Sensory Friendly Dental Environments?

Tuesday, May 6th, 2014



For children with Sensory Integration challenges, going to the dentist is particularly daunting.  However, research on “Sensory Adapted Dental Environments” may help soften the experience in the future. Click here to learn more.

While it is rare to find a pediatric dentist with a sensory friendly environment who is keenly attuned to the needs of children with SPD and those on the autistic spectrum, in Bergen County we are fortunate enough to  have a dentist with an environment replete with spa music, nature sounds, smells and tactile toys to calm the senses of parents, employees and doctors. A shout out to Purnima Hernandez who has been an advocate, sensory star and recently became a BCBA. Check out her practice here: www.Bergenpediatricdentistry.com.

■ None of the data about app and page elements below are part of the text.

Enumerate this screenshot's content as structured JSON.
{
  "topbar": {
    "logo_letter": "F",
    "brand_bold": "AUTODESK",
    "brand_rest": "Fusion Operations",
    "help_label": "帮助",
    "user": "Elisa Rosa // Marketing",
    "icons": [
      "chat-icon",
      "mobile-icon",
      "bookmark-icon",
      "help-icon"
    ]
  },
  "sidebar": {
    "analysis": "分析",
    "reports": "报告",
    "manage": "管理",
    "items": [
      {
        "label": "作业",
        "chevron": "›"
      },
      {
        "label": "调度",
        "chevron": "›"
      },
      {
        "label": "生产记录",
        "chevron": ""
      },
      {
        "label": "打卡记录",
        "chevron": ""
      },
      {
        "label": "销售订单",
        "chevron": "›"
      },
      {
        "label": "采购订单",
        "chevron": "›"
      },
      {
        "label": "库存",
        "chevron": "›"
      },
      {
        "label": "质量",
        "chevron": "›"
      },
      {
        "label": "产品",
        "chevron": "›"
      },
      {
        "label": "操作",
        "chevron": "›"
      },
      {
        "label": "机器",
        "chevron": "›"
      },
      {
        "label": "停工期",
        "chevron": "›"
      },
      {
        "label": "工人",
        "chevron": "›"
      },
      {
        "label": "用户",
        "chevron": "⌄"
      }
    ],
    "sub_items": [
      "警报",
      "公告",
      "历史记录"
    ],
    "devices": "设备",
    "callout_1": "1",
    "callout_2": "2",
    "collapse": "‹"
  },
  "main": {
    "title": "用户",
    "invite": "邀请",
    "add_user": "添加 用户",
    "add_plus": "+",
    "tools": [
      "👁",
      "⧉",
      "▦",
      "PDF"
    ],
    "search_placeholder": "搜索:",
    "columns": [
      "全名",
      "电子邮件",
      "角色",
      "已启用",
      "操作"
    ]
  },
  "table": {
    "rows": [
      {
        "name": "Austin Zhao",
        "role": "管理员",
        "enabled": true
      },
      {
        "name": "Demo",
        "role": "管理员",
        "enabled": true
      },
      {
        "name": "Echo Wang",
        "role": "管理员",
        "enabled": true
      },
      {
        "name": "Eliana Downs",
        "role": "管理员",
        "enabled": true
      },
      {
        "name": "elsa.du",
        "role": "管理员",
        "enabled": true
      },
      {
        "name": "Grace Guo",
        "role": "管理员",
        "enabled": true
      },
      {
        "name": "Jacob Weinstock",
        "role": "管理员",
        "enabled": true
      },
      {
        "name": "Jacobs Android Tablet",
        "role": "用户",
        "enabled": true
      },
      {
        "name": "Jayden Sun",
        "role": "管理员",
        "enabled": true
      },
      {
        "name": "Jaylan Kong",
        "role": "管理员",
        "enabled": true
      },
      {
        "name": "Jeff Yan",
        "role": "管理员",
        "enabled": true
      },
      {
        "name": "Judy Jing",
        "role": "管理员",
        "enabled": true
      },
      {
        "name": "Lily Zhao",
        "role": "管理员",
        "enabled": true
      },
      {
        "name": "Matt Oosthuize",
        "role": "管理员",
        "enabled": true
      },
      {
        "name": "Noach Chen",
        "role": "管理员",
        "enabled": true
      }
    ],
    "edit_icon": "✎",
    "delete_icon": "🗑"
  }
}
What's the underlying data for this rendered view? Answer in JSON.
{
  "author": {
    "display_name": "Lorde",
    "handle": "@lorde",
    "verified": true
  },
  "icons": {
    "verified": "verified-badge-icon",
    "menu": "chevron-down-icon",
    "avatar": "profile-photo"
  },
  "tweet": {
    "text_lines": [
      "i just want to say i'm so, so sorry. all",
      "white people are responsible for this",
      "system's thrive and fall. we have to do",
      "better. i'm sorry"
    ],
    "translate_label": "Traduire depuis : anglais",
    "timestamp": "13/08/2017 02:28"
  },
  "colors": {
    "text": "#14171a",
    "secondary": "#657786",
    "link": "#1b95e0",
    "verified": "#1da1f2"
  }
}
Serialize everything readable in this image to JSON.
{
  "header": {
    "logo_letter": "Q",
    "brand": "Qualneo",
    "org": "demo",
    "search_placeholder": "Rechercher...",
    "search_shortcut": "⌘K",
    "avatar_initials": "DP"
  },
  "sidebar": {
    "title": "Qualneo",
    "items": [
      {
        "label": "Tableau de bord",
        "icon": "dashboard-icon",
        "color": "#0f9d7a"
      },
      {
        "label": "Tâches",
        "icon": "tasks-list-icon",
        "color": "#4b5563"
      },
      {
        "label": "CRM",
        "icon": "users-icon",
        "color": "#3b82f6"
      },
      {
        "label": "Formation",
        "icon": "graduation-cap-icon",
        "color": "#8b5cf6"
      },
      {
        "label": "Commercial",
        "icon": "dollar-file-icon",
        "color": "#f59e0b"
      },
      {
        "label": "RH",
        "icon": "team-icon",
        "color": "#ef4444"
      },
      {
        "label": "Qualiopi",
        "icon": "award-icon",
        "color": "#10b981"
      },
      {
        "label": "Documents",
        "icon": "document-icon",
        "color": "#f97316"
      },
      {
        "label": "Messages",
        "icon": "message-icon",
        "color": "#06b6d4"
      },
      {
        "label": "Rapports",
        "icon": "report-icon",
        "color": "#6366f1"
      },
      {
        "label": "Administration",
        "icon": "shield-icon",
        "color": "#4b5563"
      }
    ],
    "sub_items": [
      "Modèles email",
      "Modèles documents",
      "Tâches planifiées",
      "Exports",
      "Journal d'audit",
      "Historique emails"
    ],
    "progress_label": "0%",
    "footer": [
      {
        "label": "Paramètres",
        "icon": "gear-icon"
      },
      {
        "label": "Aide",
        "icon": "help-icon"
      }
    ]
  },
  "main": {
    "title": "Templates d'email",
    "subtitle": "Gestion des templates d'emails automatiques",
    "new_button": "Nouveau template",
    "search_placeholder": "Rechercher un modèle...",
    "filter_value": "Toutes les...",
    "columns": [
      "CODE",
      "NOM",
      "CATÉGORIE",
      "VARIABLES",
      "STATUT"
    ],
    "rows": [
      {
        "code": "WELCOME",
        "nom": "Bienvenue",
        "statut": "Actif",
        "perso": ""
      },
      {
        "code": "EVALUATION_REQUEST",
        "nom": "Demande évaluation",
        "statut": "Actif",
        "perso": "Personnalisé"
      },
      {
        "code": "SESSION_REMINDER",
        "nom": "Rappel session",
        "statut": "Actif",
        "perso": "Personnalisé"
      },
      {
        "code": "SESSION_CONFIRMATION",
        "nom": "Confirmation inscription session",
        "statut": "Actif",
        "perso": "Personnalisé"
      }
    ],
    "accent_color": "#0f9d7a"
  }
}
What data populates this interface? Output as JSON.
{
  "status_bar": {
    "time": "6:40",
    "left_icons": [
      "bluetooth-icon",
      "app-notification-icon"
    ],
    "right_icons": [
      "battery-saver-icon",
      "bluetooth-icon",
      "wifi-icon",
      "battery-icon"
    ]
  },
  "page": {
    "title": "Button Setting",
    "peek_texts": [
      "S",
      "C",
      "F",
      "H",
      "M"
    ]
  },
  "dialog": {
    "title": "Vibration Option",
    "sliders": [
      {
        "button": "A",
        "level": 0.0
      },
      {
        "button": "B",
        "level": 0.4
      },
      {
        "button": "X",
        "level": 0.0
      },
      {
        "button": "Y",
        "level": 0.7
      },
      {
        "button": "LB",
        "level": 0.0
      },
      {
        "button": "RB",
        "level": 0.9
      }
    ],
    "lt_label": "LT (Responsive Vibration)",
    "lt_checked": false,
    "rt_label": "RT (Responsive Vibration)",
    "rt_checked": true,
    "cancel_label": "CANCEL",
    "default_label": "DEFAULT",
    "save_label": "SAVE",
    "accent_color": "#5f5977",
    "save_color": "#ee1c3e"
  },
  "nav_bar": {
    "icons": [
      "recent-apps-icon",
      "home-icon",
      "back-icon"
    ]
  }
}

This entry was posted on Tuesday, May 6th, 2014 and is filed under Autism, Getting Ready for School, Navigating the system, Parenting, Sensory Integration, Sensory Processing, The Special Needs Child.

Is it Sensory Processing Disorder (SPD) or ADHD?

Thursday, April 17th, 2014



When parents inquire about how occupational therapy  can help children with perplexing behavior, often  their first question “Is it sensory, ADHD or behavior?”  This question is critical, not just academic. An accurate diagnosis is the first step to effective treatment.  The primary intervention for SPD is occupational therapy. For children with AHDH who have sensory processing challenges, occupational therapy is a critical intervention. But children with ADHD often require a team of professionals, which include neurologists, psychiatrists, psychologists, behavioral specialists and occupational therapists boost their behavior and skills.  Carol Kranowitz, author of the Out of Sync Child, helps us distinguish between the symptoms of SPD and ADHD.

To read the complete article Click Here

This entry was posted on Thursday, April 17th, 2014 and is filed under Sensory Integration, Sensory Processing.